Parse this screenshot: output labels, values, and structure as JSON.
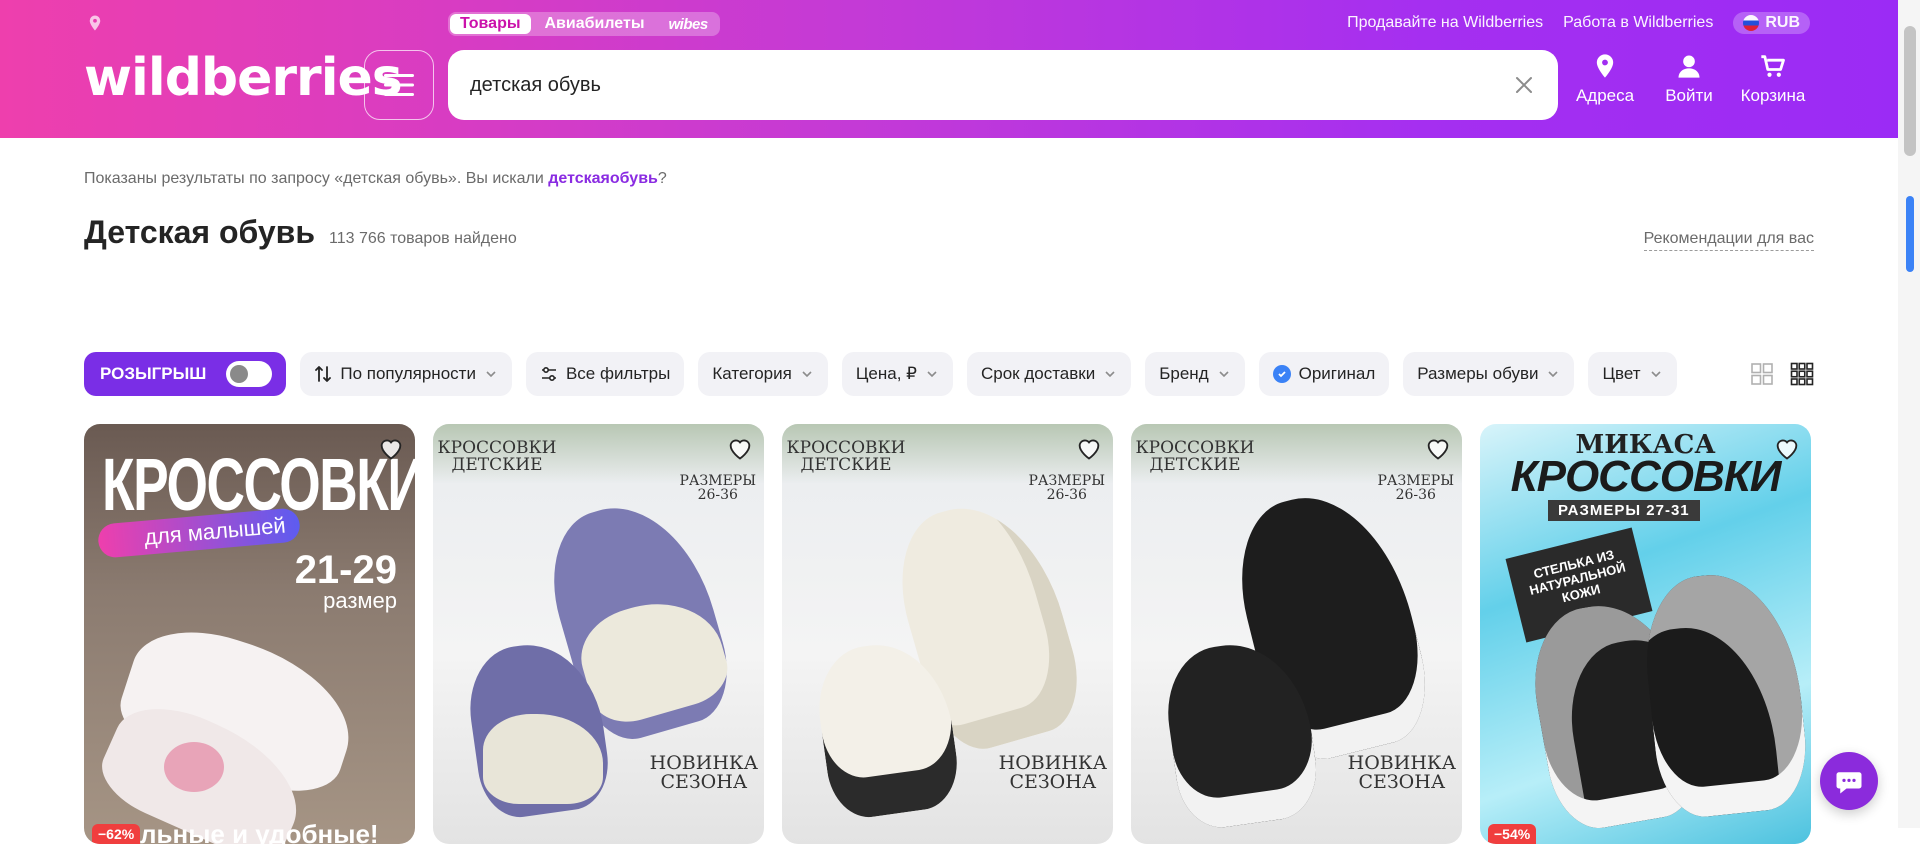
{
  "header": {
    "logo": "wildberries",
    "tabs": [
      {
        "label": "Товары",
        "active": true
      },
      {
        "label": "Авиабилеты",
        "active": false
      },
      {
        "label": "wibes",
        "active": false
      }
    ],
    "links": {
      "sell": "Продавайте на Wildberries",
      "jobs": "Работа в Wildberries",
      "currency": "RUB"
    },
    "search": {
      "value": "детская обувь",
      "clear_icon": "close-icon"
    },
    "actions": {
      "addresses": "Адреса",
      "login": "Войти",
      "cart": "Корзина"
    },
    "colors": {
      "gradient_start": "#ee3fad",
      "gradient_end": "#9b2bf5",
      "accent": "#7a2ee6"
    }
  },
  "results": {
    "notice_prefix": "Показаны результаты по запросу «детская обувь». Вы искали ",
    "notice_link": "детскаяобувь",
    "notice_suffix": "?",
    "title": "Детская обувь",
    "count": "113 766 товаров найдено",
    "recommendations": "Рекомендации для вас"
  },
  "filters": {
    "raffle": "РОЗЫГРЫШ",
    "sort": "По популярности",
    "all_filters": "Все фильтры",
    "category": "Категория",
    "price": "Цена, ₽",
    "delivery": "Срок доставки",
    "brand": "Бренд",
    "original": "Оригинал",
    "sizes": "Размеры обуви",
    "color": "Цвет"
  },
  "products": [
    {
      "banner_title": "КРОССОВКИ",
      "pill": "для малышей",
      "size_range": "21-29",
      "size_label": "размер",
      "bottom_text": "ильные и удобные!",
      "discount": "−62%"
    },
    {
      "label_tl": "КРОССОВКИ ДЕТСКИЕ",
      "label_tr_1": "РАЗМЕРЫ",
      "label_tr_2": "26-36",
      "label_br_1": "НОВИНКА",
      "label_br_2": "СЕЗОНА",
      "shoe_color": "#7c7bb3"
    },
    {
      "label_tl": "КРОССОВКИ ДЕТСКИЕ",
      "label_tr_1": "РАЗМЕРЫ",
      "label_tr_2": "26-36",
      "label_br_1": "НОВИНКА",
      "label_br_2": "СЕЗОНА",
      "shoe_color": "#efebe0"
    },
    {
      "label_tl": "КРОССОВКИ ДЕТСКИЕ",
      "label_tr_1": "РАЗМЕРЫ",
      "label_tr_2": "26-36",
      "label_br_1": "НОВИНКА",
      "label_br_2": "СЕЗОНА",
      "shoe_color": "#1d1d1d"
    },
    {
      "brand": "МИКАСА",
      "banner_title": "КРОССОВКИ",
      "band": "РАЗМЕРЫ 27-31",
      "stamp": "СТЕЛЬКА ИЗ НАТУРАЛЬНОЙ КОЖИ",
      "discount": "−54%"
    }
  ]
}
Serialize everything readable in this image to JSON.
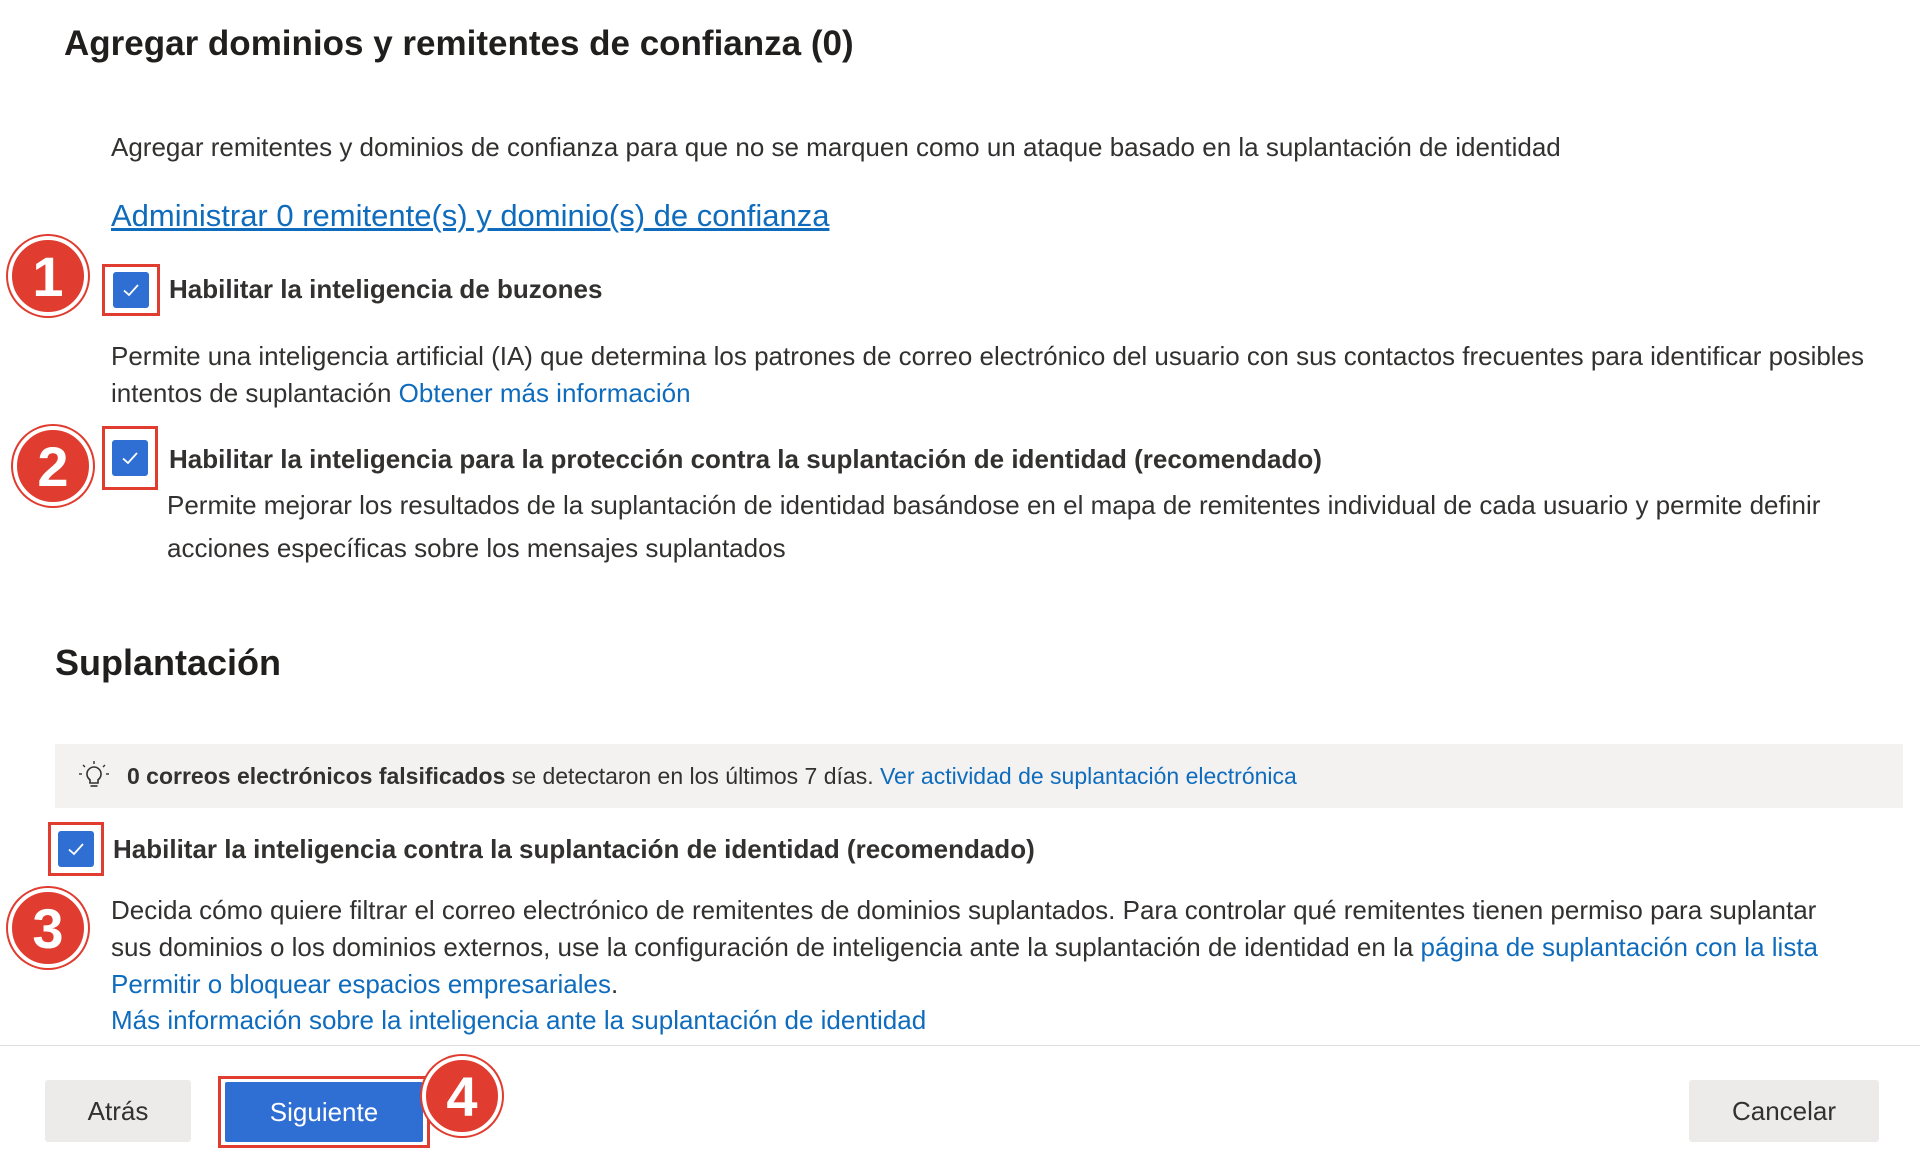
{
  "trusted": {
    "title": "Agregar dominios y remitentes de confianza (0)",
    "intro": "Agregar remitentes y dominios de confianza para que no se marquen como un ataque basado en la suplantación de identidad",
    "manage_link": "Administrar 0 remitente(s) y dominio(s) de confianza"
  },
  "mailbox_intelligence": {
    "checked": true,
    "label": "Habilitar la inteligencia de buzones",
    "desc": "Permite una inteligencia artificial (IA) que determina los patrones de correo electrónico del usuario con sus contactos frecuentes para identificar posibles intentos de suplantación",
    "link": "Obtener más información"
  },
  "impersonation_protection": {
    "checked": true,
    "label": "Habilitar la inteligencia para la protección contra la suplantación de identidad (recomendado)",
    "desc": "Permite mejorar los resultados de la suplantación de identidad basándose en el mapa de remitentes individual de cada usuario y permite definir acciones específicas sobre los mensajes suplantados"
  },
  "spoof": {
    "title": "Suplantación",
    "info_bold": "0 correos electrónicos falsificados",
    "info_text": " se detectaron en los últimos 7 días. ",
    "info_link": "Ver actividad de suplantación electrónica",
    "checkbox_checked": true,
    "checkbox_label": "Habilitar la inteligencia contra la suplantación de identidad (recomendado)",
    "desc": "Decida cómo quiere filtrar el correo electrónico de remitentes de dominios suplantados. Para controlar qué remitentes tienen permiso para suplantar sus dominios o los dominios externos, use la configuración de inteligencia ante la suplantación de identidad en la ",
    "desc_link": "página de suplantación con la lista Permitir o bloquear espacios empresariales",
    "desc_end": ".",
    "more_link": "Más información sobre la inteligencia ante la suplantación de identidad"
  },
  "badges": [
    "1",
    "2",
    "3",
    "4"
  ],
  "footer": {
    "back": "Atrás",
    "next": "Siguiente",
    "cancel": "Cancelar"
  },
  "colors": {
    "accent": "#2f6fd4",
    "link": "#0f6cbd",
    "annotation": "#e03c2f"
  }
}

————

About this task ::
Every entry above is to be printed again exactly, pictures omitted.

Solution to the problem ::
Parse this screenshot: output labels, values, and structure as JSON.
{
  "header": {
    "logo": "wildberries",
    "tabs": [
      {
        "label": "Товары",
        "active": true
      },
      {
        "label": "Авиабилеты",
        "active": false
      },
      {
        "label": "wibes",
        "active": false
      }
    ],
    "links": {
      "sell": "Продавайте на Wildberries",
      "jobs": "Работа в Wildberries",
      "currency": "RUB"
    },
    "search": {
      "value": "детская обувь",
      "clear_icon": "close-icon"
    },
    "actions": {
      "addresses": "Адреса",
      "login": "Войти",
      "cart": "Корзина"
    },
    "colors": {
      "gradient_start": "#ee3fad",
      "gradient_end": "#9b2bf5",
      "accent": "#7a2ee6"
    }
  },
  "results": {
    "notice_prefix": "Показаны результаты по запросу «детская обувь». Вы искали ",
    "notice_link": "детскаяобувь",
    "notice_suffix": "?",
    "title": "Детская обувь",
    "count": "113 766 товаров найдено",
    "recommendations": "Рекомендации для вас"
  },
  "filters": {
    "raffle": "РОЗЫГРЫШ",
    "sort": "По популярности",
    "all_filters": "Все фильтры",
    "category": "Категория",
    "price": "Цена, ₽",
    "delivery": "Срок доставки",
    "brand": "Бренд",
    "original": "Оригинал",
    "sizes": "Размеры обуви",
    "color": "Цвет"
  },
  "products": [
    {
      "banner_title": "КРОССОВКИ",
      "pill": "для малышей",
      "size_range": "21-29",
      "size_label": "размер",
      "bottom_text": "ильные и удобные!",
      "discount": "−62%"
    },
    {
      "label_tl": "КРОССОВКИ ДЕТСКИЕ",
      "label_tr_1": "РАЗМЕРЫ",
      "label_tr_2": "26-36",
      "label_br_1": "НОВИНКА",
      "label_br_2": "СЕЗОНА",
      "shoe_color": "#7c7bb3"
    },
    {
      "label_tl": "КРОССОВКИ ДЕТСКИЕ",
      "label_tr_1": "РАЗМЕРЫ",
      "label_tr_2": "26-36",
      "label_br_1": "НОВИНКА",
      "label_br_2": "СЕЗОНА",
      "shoe_color": "#efebe0"
    },
    {
      "label_tl": "КРОССОВКИ ДЕТСКИЕ",
      "label_tr_1": "РАЗМЕРЫ",
      "label_tr_2": "26-36",
      "label_br_1": "НОВИНКА",
      "label_br_2": "СЕЗОНА",
      "shoe_color": "#1d1d1d"
    },
    {
      "brand": "МИКАСА",
      "banner_title": "КРОССОВКИ",
      "band": "РАЗМЕРЫ 27-31",
      "stamp": "СТЕЛЬКА ИЗ НАТУРАЛЬНОЙ КОЖИ",
      "discount": "−54%"
    }
  ]
}
Serialize everything readable in this image to JSON.
{
  "trusted": {
    "title": "Agregar dominios y remitentes de confianza (0)",
    "intro": "Agregar remitentes y dominios de confianza para que no se marquen como un ataque basado en la suplantación de identidad",
    "manage_link": "Administrar 0 remitente(s) y dominio(s) de confianza"
  },
  "mailbox_intelligence": {
    "checked": true,
    "label": "Habilitar la inteligencia de buzones",
    "desc": "Permite una inteligencia artificial (IA) que determina los patrones de correo electrónico del usuario con sus contactos frecuentes para identificar posibles intentos de suplantación",
    "link": "Obtener más información"
  },
  "impersonation_protection": {
    "checked": true,
    "label": "Habilitar la inteligencia para la protección contra la suplantación de identidad (recomendado)",
    "desc": "Permite mejorar los resultados de la suplantación de identidad basándose en el mapa de remitentes individual de cada usuario y permite definir acciones específicas sobre los mensajes suplantados"
  },
  "spoof": {
    "title": "Suplantación",
    "info_bold": "0 correos electrónicos falsificados",
    "info_text": " se detectaron en los últimos 7 días. ",
    "info_link": "Ver actividad de suplantación electrónica",
    "checkbox_checked": true,
    "checkbox_label": "Habilitar la inteligencia contra la suplantación de identidad (recomendado)",
    "desc": "Decida cómo quiere filtrar el correo electrónico de remitentes de dominios suplantados. Para controlar qué remitentes tienen permiso para suplantar sus dominios o los dominios externos, use la configuración de inteligencia ante la suplantación de identidad en la ",
    "desc_link": "página de suplantación con la lista Permitir o bloquear espacios empresariales",
    "desc_end": ".",
    "more_link": "Más información sobre la inteligencia ante la suplantación de identidad"
  },
  "badges": [
    "1",
    "2",
    "3",
    "4"
  ],
  "footer": {
    "back": "Atrás",
    "next": "Siguiente",
    "cancel": "Cancelar"
  },
  "colors": {
    "accent": "#2f6fd4",
    "link": "#0f6cbd",
    "annotation": "#e03c2f"
  }
}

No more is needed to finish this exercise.